All the elements that make Arca's albums so puzzling yet frighteningly addictive are here, with the most striking element being his use of vocals. Letting his voice take centre stage within the sonic sphere of his electrolysis sound design, he tops off this new found melancholic croon with his usual highest standard nexxx level pop sensibility, that mixed with a taste for the avant-garde sounds like what we would imagine a SOPHIE and Coil collaboration would be like.
From the skin tight operatic slap of Saunter through to the drenched ambience of Urchin, Arca finds Ghersi facing endless grey skies with a far away look in his eye. Mixing the abstract with the abnormal, raindrop-like piano keys fall into an ocean heavy with oil and polluted by a feeling of loss. Desafío moves between Croation Amor style vocal hooks that reflect an angel getting its wings clipped to a sound that in a parallel dimension, could top the charts.

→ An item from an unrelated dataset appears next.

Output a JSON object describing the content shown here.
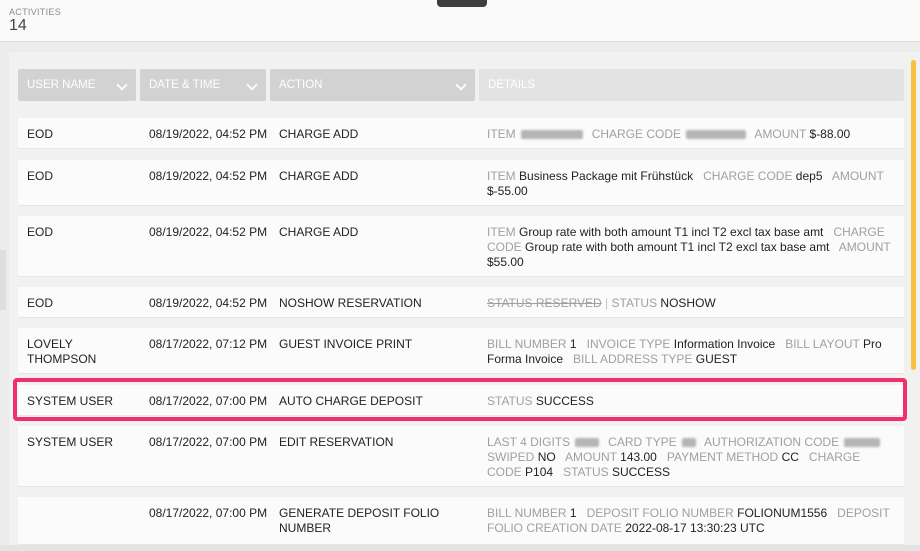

Shielded by a melancholic cloak, Arca drips with a falling vulnerability that is ripe at the core of his music, yet there is a true feeling of power behind each brush stroke that carries an atmosphere akin to Philip Glass being haunted by the twisted out of shape figure that crept onto the cover of Xen. Having previously produced some of his most fascinating work for FKA Twigs, Björk & Kelela, Arca gives us thirteen tracks that outshine anything he has previously done before, leaving an indelible, subconscious mark of synapse-snapping endlessly-transforming soundworld that can have only come from the studio of no one other than Arca.